Please return every record exactly, with no pictures included.

DATA SECTION:
━━━━━━━━━━

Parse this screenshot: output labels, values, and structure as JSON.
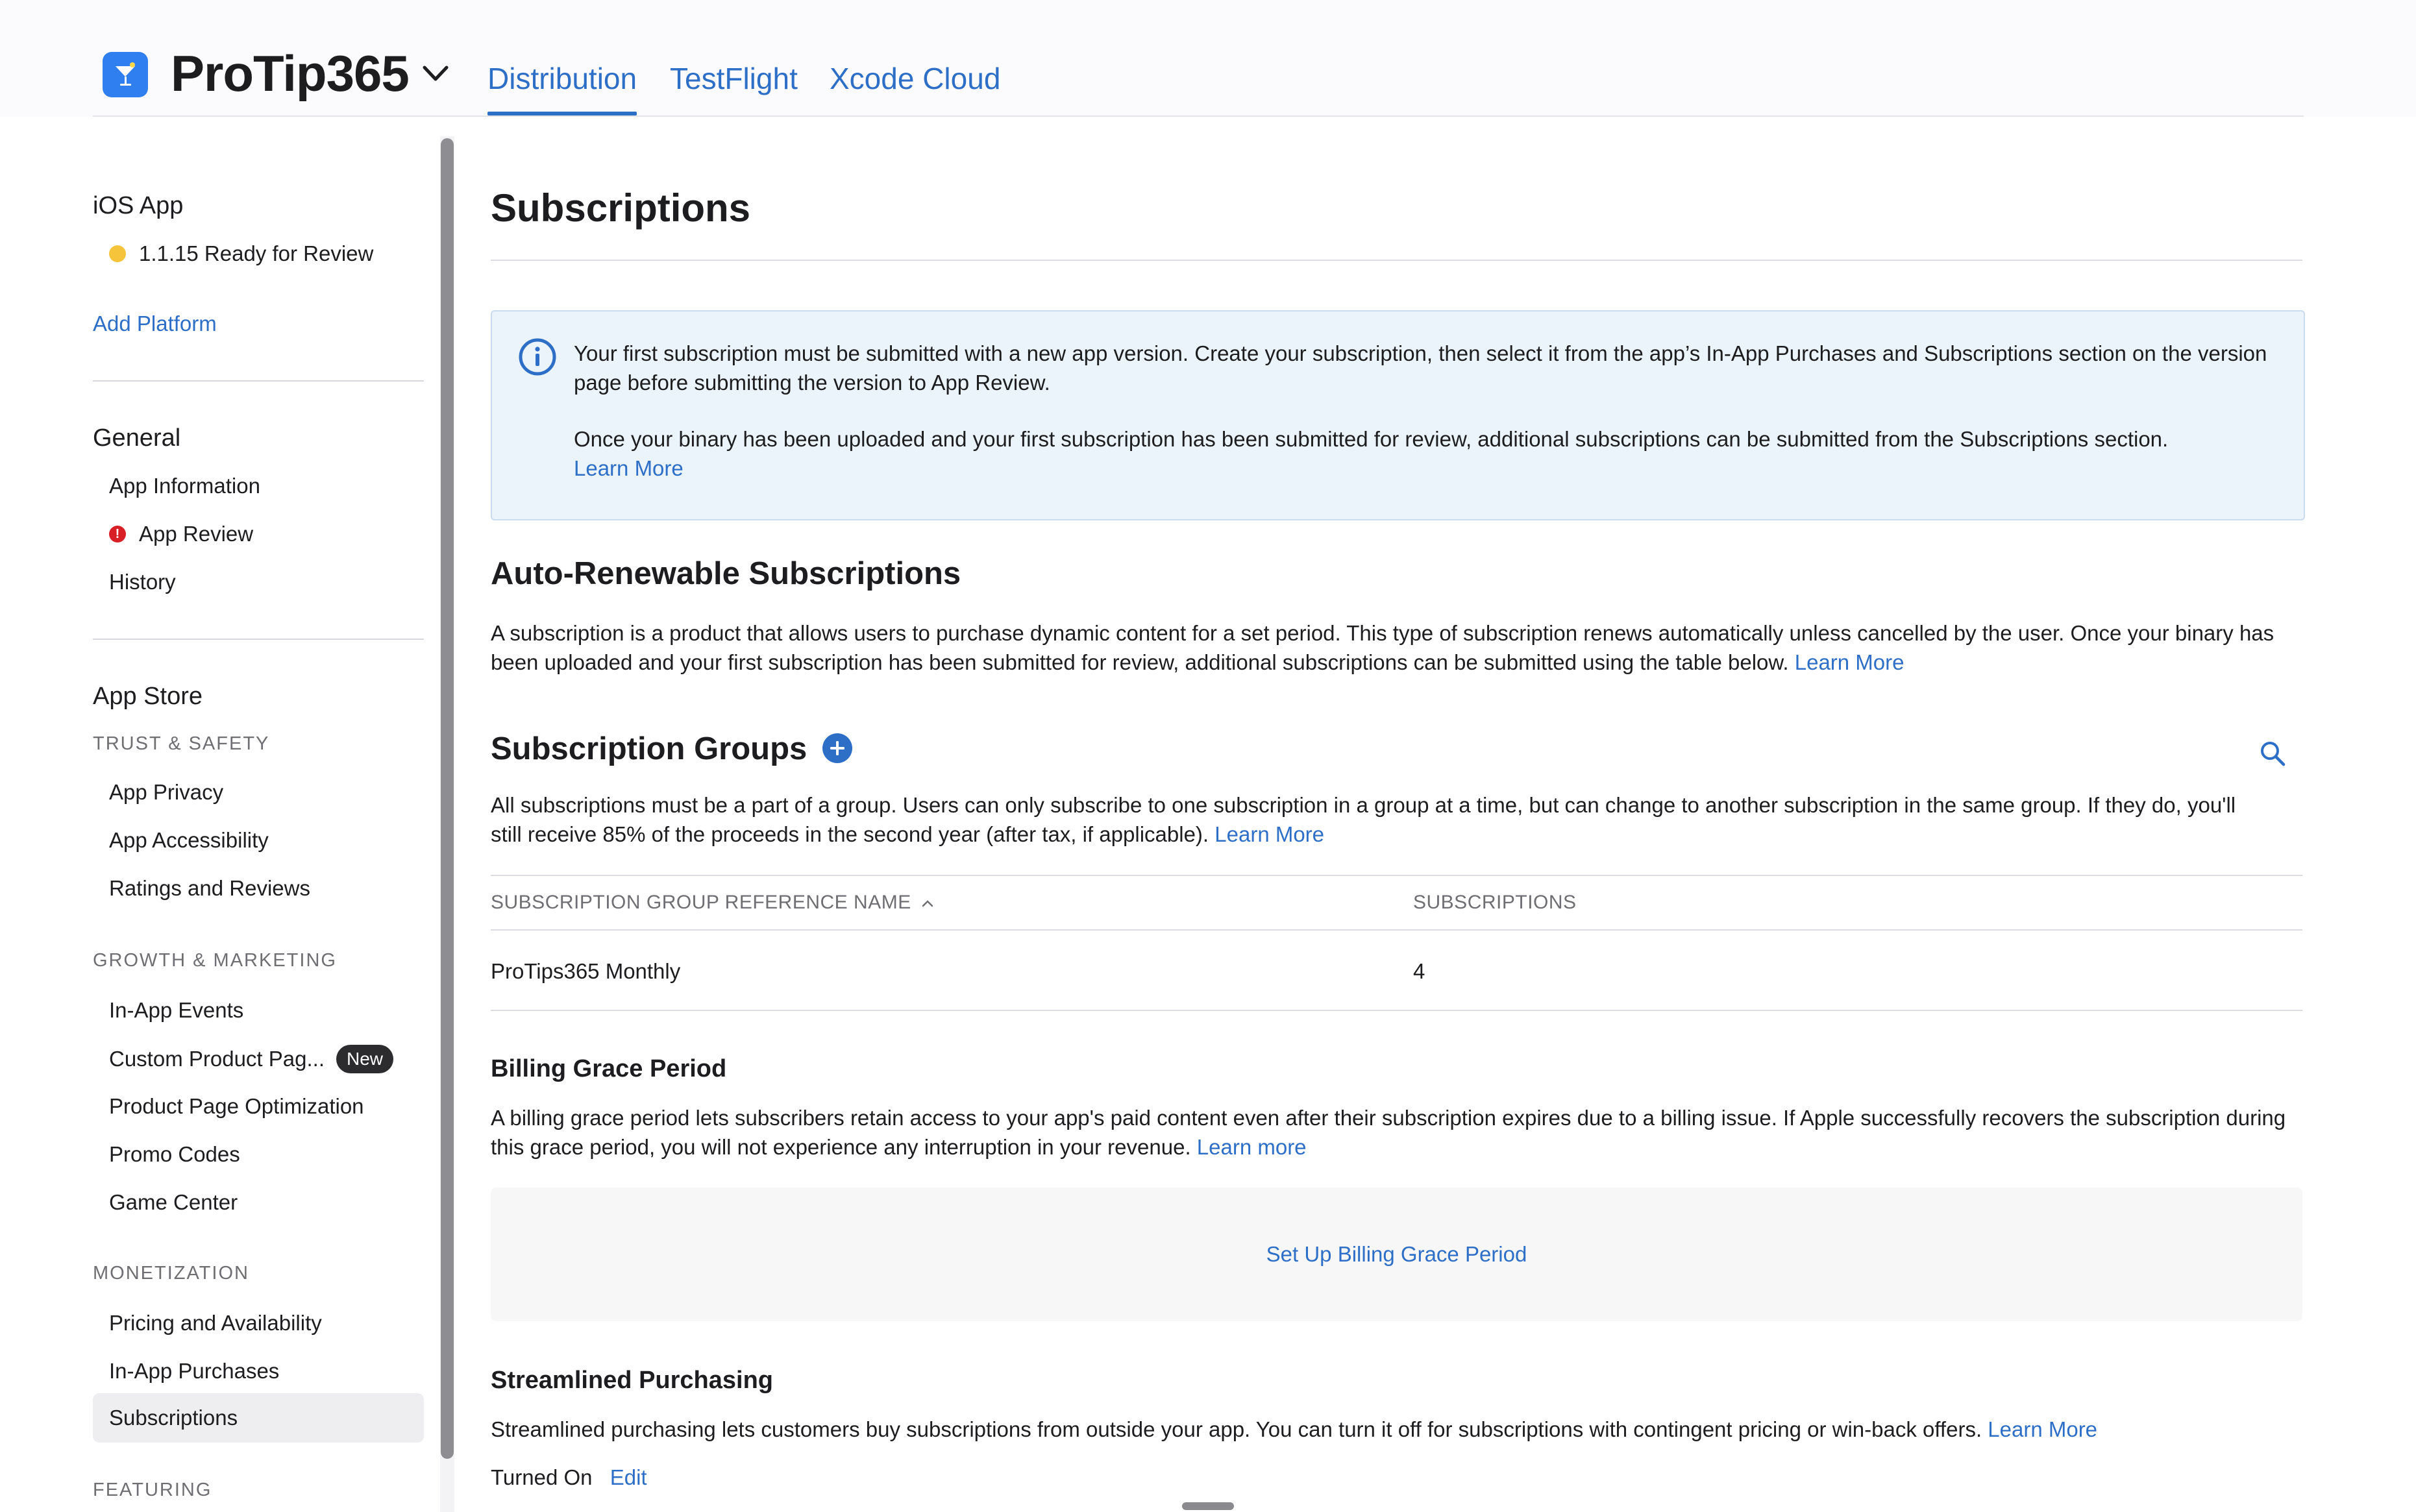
{
  "header": {
    "app_name": "ProTip365",
    "tabs": [
      {
        "label": "Distribution",
        "active": true
      },
      {
        "label": "TestFlight",
        "active": false
      },
      {
        "label": "Xcode Cloud",
        "active": false
      }
    ]
  },
  "sidebar": {
    "ios_app": {
      "heading": "iOS App",
      "version_status": "1.1.15 Ready for Review",
      "add_platform": "Add Platform"
    },
    "general": {
      "heading": "General",
      "items": [
        "App Information",
        "App Review",
        "History"
      ]
    },
    "app_store": {
      "heading": "App Store",
      "trust_safety": {
        "label": "TRUST & SAFETY",
        "items": [
          "App Privacy",
          "App Accessibility",
          "Ratings and Reviews"
        ]
      },
      "growth_marketing": {
        "label": "GROWTH & MARKETING",
        "items": [
          "In-App Events",
          "Custom Product Pag...",
          "Product Page Optimization",
          "Promo Codes",
          "Game Center"
        ],
        "new_badge": "New"
      },
      "monetization": {
        "label": "MONETIZATION",
        "items": [
          "Pricing and Availability",
          "In-App Purchases",
          "Subscriptions"
        ],
        "selected": "Subscriptions"
      },
      "featuring": {
        "label": "FEATURING"
      }
    }
  },
  "main": {
    "title": "Subscriptions",
    "info": {
      "para1": "Your first subscription must be submitted with a new app version. Create your subscription, then select it from the app’s In-App Purchases and Subscriptions section on the version page before submitting the version to App Review.",
      "para2": "Once your binary has been uploaded and your first subscription has been submitted for review, additional subscriptions can be submitted from the Subscriptions section.",
      "learn_more": "Learn More"
    },
    "auto_renewable": {
      "heading": "Auto-Renewable Subscriptions",
      "text": "A subscription is a product that allows users to purchase dynamic content for a set period. This type of subscription renews automatically unless cancelled by the user. Once your binary has been uploaded and your first subscription has been submitted for review, additional subscriptions can be submitted using the table below.",
      "learn_more": "Learn More"
    },
    "groups": {
      "heading": "Subscription Groups",
      "text": "All subscriptions must be a part of a group. Users can only subscribe to one subscription in a group at a time, but can change to another subscription in the same group. If they do, you'll still receive 85% of the proceeds in the second year (after tax, if applicable).",
      "learn_more": "Learn More",
      "columns": [
        "SUBSCRIPTION GROUP REFERENCE NAME",
        "SUBSCRIPTIONS"
      ],
      "sort_indicator": "^",
      "rows": [
        {
          "name": "ProTips365 Monthly",
          "count": "4"
        }
      ]
    },
    "grace": {
      "heading": "Billing Grace Period",
      "text": "A billing grace period lets subscribers retain access to your app's paid content even after their subscription expires due to a billing issue. If Apple successfully recovers the subscription during this grace period, you will not experience any interruption in your revenue.",
      "learn_more": "Learn more",
      "setup_label": "Set Up Billing Grace Period"
    },
    "streamlined": {
      "heading": "Streamlined Purchasing",
      "text": "Streamlined purchasing lets customers buy subscriptions from outside your app. You can turn it off for subscriptions with contingent pricing or win-back offers.",
      "learn_more": "Learn More",
      "status": "Turned On",
      "edit": "Edit"
    }
  },
  "colors": {
    "accent": "#2d6fc7",
    "info_bg": "#ebf3fb",
    "status_yellow": "#f5c43b",
    "status_red": "#d81f25"
  }
}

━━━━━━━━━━

ANSWER SECTION:
Parse this screenshot: output labels, values, and structure as JSON.
{
  "header": {
    "app_name": "ProTip365",
    "tabs": [
      {
        "label": "Distribution",
        "active": true
      },
      {
        "label": "TestFlight",
        "active": false
      },
      {
        "label": "Xcode Cloud",
        "active": false
      }
    ]
  },
  "sidebar": {
    "ios_app": {
      "heading": "iOS App",
      "version_status": "1.1.15 Ready for Review",
      "add_platform": "Add Platform"
    },
    "general": {
      "heading": "General",
      "items": [
        "App Information",
        "App Review",
        "History"
      ]
    },
    "app_store": {
      "heading": "App Store",
      "trust_safety": {
        "label": "TRUST & SAFETY",
        "items": [
          "App Privacy",
          "App Accessibility",
          "Ratings and Reviews"
        ]
      },
      "growth_marketing": {
        "label": "GROWTH & MARKETING",
        "items": [
          "In-App Events",
          "Custom Product Pag...",
          "Product Page Optimization",
          "Promo Codes",
          "Game Center"
        ],
        "new_badge": "New"
      },
      "monetization": {
        "label": "MONETIZATION",
        "items": [
          "Pricing and Availability",
          "In-App Purchases",
          "Subscriptions"
        ],
        "selected": "Subscriptions"
      },
      "featuring": {
        "label": "FEATURING"
      }
    }
  },
  "main": {
    "title": "Subscriptions",
    "info": {
      "para1": "Your first subscription must be submitted with a new app version. Create your subscription, then select it from the app’s In-App Purchases and Subscriptions section on the version page before submitting the version to App Review.",
      "para2": "Once your binary has been uploaded and your first subscription has been submitted for review, additional subscriptions can be submitted from the Subscriptions section.",
      "learn_more": "Learn More"
    },
    "auto_renewable": {
      "heading": "Auto-Renewable Subscriptions",
      "text": "A subscription is a product that allows users to purchase dynamic content for a set period. This type of subscription renews automatically unless cancelled by the user. Once your binary has been uploaded and your first subscription has been submitted for review, additional subscriptions can be submitted using the table below.",
      "learn_more": "Learn More"
    },
    "groups": {
      "heading": "Subscription Groups",
      "text": "All subscriptions must be a part of a group. Users can only subscribe to one subscription in a group at a time, but can change to another subscription in the same group. If they do, you'll still receive 85% of the proceeds in the second year (after tax, if applicable).",
      "learn_more": "Learn More",
      "columns": [
        "SUBSCRIPTION GROUP REFERENCE NAME",
        "SUBSCRIPTIONS"
      ],
      "sort_indicator": "^",
      "rows": [
        {
          "name": "ProTips365 Monthly",
          "count": "4"
        }
      ]
    },
    "grace": {
      "heading": "Billing Grace Period",
      "text": "A billing grace period lets subscribers retain access to your app's paid content even after their subscription expires due to a billing issue. If Apple successfully recovers the subscription during this grace period, you will not experience any interruption in your revenue.",
      "learn_more": "Learn more",
      "setup_label": "Set Up Billing Grace Period"
    },
    "streamlined": {
      "heading": "Streamlined Purchasing",
      "text": "Streamlined purchasing lets customers buy subscriptions from outside your app. You can turn it off for subscriptions with contingent pricing or win-back offers.",
      "learn_more": "Learn More",
      "status": "Turned On",
      "edit": "Edit"
    }
  },
  "colors": {
    "accent": "#2d6fc7",
    "info_bg": "#ebf3fb",
    "status_yellow": "#f5c43b",
    "status_red": "#d81f25"
  }
}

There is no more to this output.